Monday 8.30 am 60+ teachers assembled - half to mark information skills, half maths.
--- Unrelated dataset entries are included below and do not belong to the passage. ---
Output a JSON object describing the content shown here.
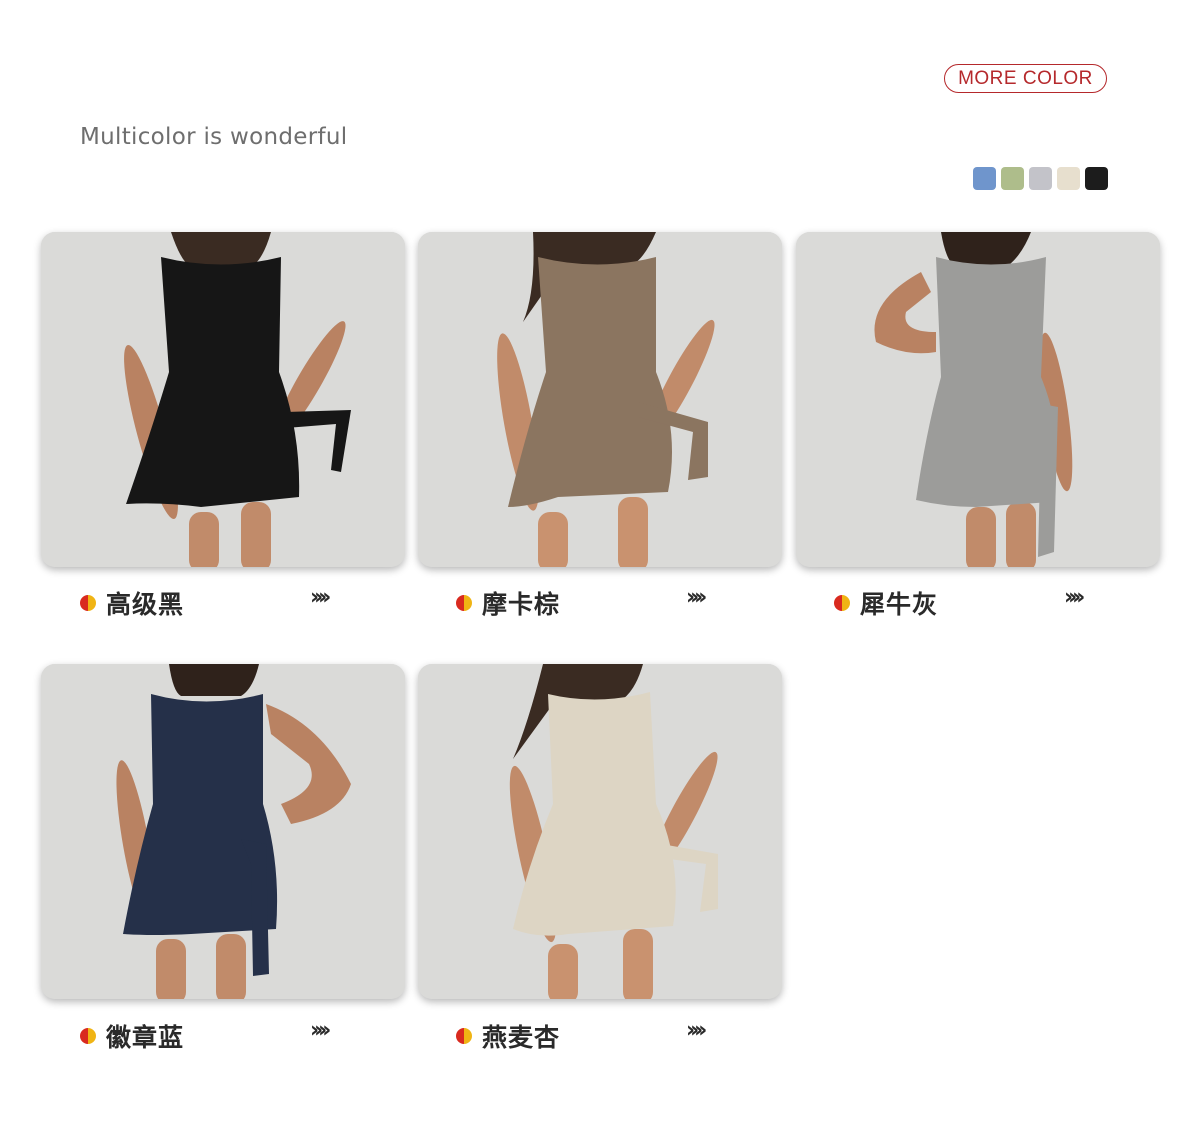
{
  "header": {
    "more_color": "MORE COLOR",
    "subtitle": "Multicolor is wonderful",
    "swatches": [
      {
        "name": "blue-swatch",
        "color": "#6f95cc"
      },
      {
        "name": "green-swatch",
        "color": "#aebd8b"
      },
      {
        "name": "grey-swatch",
        "color": "#c3c3c9"
      },
      {
        "name": "cream-swatch",
        "color": "#e7dfce"
      },
      {
        "name": "black-swatch",
        "color": "#1c1c1c"
      }
    ]
  },
  "products": [
    {
      "label": "高级黑",
      "arrows": "››››",
      "dress_color": "#161616"
    },
    {
      "label": "摩卡棕",
      "arrows": "››››",
      "dress_color": "#8b7560"
    },
    {
      "label": "犀牛灰",
      "arrows": "››››",
      "dress_color": "#9c9c9a"
    },
    {
      "label": "徽章蓝",
      "arrows": "››››",
      "dress_color": "#253049"
    },
    {
      "label": "燕麦杏",
      "arrows": "››››",
      "dress_color": "#ddd5c4"
    }
  ]
}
Clear briefing & we all sat down at our small video monitors to mark the first group.

10.00 am Morning tea and a chance to get aquainted with other teachers from all around the country along with a few locals... Back to work marking the next box of tapes.

12.30 pm pack up - marking not difficult but it does require concentration - ready to stop at 12.30 pm to - explore the fascinations of Dunedin & surrounds - Olveston, Larnach Castle, Speights Brewery, Royal Albatross Centre, Taieri Gorge Railway, museums, art galleries, shops, wonderful cheap cafes, etc....

The marking was fascinating because it...

  • highlighted effect of questioning techniques on quality of feedback given by the students.
  • demonstrated the importance of relevant meaningful tasks.
  • provided a chance to view on video the strategies children use in performing tasks and the impact teachers & other students can have.
  • minty moments that can only be caught on video - hysterics at some of the things the kids did and said.


Interesting the difference that the teacher administrators made when...

  • positioning students for group discussions and how this could enhance or inhibit interaction.
  • the timing and phrasing of questions allowed students to demonstrate their knowledge without leading or narrowing their thinking.
  • providing time for students to think before answering - effect on the quality of information given.


Rewarding PD because it provided...

  • an opportunity to focus on one curriculum area
  • confirmation of one’s own learning & teaching strategies
  • excellent models of learning tasks & activities across the curriculum that could be adapted for one’s own classroom, school.
  • a school-wide model to establish consensus & consistency in evaluation.
  • the chance to debate, discuss & clarify one’s own curriculum knowledge.
Back again next year because...
  • it’s a great way to meet other teachers and to enhance your curriculum knowledge while having a holiday at the same time.